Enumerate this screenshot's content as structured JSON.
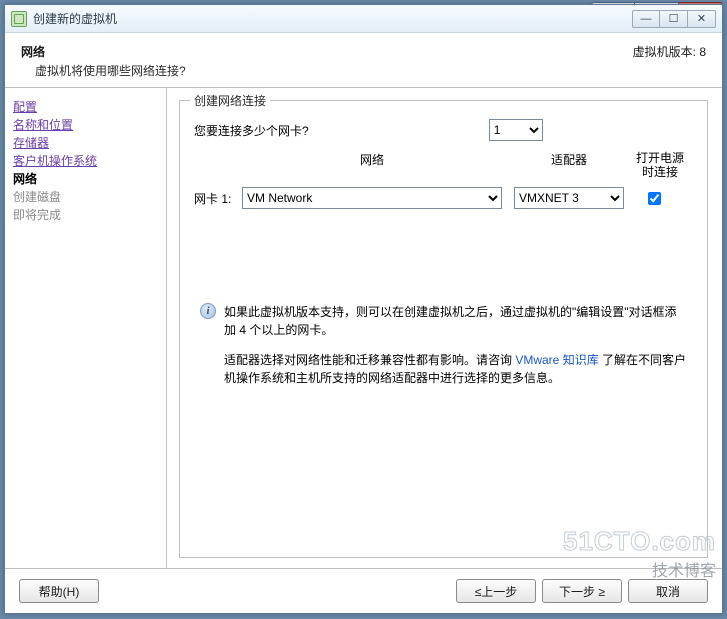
{
  "dialog": {
    "title": "创建新的虚拟机",
    "version_label": "虚拟机版本: 8"
  },
  "header": {
    "title": "网络",
    "subtitle": "虚拟机将使用哪些网络连接?"
  },
  "steps": {
    "config": "配置",
    "name_loc": "名称和位置",
    "storage": "存储器",
    "guest_os": "客户机操作系统",
    "network": "网络",
    "create_disk": "创建磁盘",
    "ready": "即将完成"
  },
  "group": {
    "legend": "创建网络连接",
    "question": "您要连接多少个网卡?",
    "count_value": "1",
    "col_network": "网络",
    "col_adapter": "适配器",
    "col_power_l1": "打开电源",
    "col_power_l2": "时连接",
    "nic1_label": "网卡 1:",
    "nic1_network": "VM Network",
    "nic1_adapter": "VMXNET 3"
  },
  "info": {
    "note1": "如果此虚拟机版本支持，则可以在创建虚拟机之后，通过虚拟机的\"编辑设置\"对话框添加 4 个以上的网卡。",
    "note2_pre": "适配器选择对网络性能和迁移兼容性都有影响。请咨询 ",
    "note2_link": "VMware 知识库",
    "note2_post": " 了解在不同客户机操作系统和主机所支持的网络适配器中进行选择的更多信息。"
  },
  "buttons": {
    "help": "帮助(H)",
    "back": "≤上一步",
    "next": "下一步 ≥",
    "cancel": "取消"
  },
  "watermark": {
    "l1": "51CTO.com",
    "l2": "技术博客"
  }
}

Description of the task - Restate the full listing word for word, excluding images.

Task response -
Enumerate this screenshot's content as structured JSON.
{
  "dialog": {
    "title": "创建新的虚拟机",
    "version_label": "虚拟机版本: 8"
  },
  "header": {
    "title": "网络",
    "subtitle": "虚拟机将使用哪些网络连接?"
  },
  "steps": {
    "config": "配置",
    "name_loc": "名称和位置",
    "storage": "存储器",
    "guest_os": "客户机操作系统",
    "network": "网络",
    "create_disk": "创建磁盘",
    "ready": "即将完成"
  },
  "group": {
    "legend": "创建网络连接",
    "question": "您要连接多少个网卡?",
    "count_value": "1",
    "col_network": "网络",
    "col_adapter": "适配器",
    "col_power_l1": "打开电源",
    "col_power_l2": "时连接",
    "nic1_label": "网卡 1:",
    "nic1_network": "VM Network",
    "nic1_adapter": "VMXNET 3"
  },
  "info": {
    "note1": "如果此虚拟机版本支持，则可以在创建虚拟机之后，通过虚拟机的\"编辑设置\"对话框添加 4 个以上的网卡。",
    "note2_pre": "适配器选择对网络性能和迁移兼容性都有影响。请咨询 ",
    "note2_link": "VMware 知识库",
    "note2_post": " 了解在不同客户机操作系统和主机所支持的网络适配器中进行选择的更多信息。"
  },
  "buttons": {
    "help": "帮助(H)",
    "back": "≤上一步",
    "next": "下一步 ≥",
    "cancel": "取消"
  },
  "watermark": {
    "l1": "51CTO.com",
    "l2": "技术博客"
  }
}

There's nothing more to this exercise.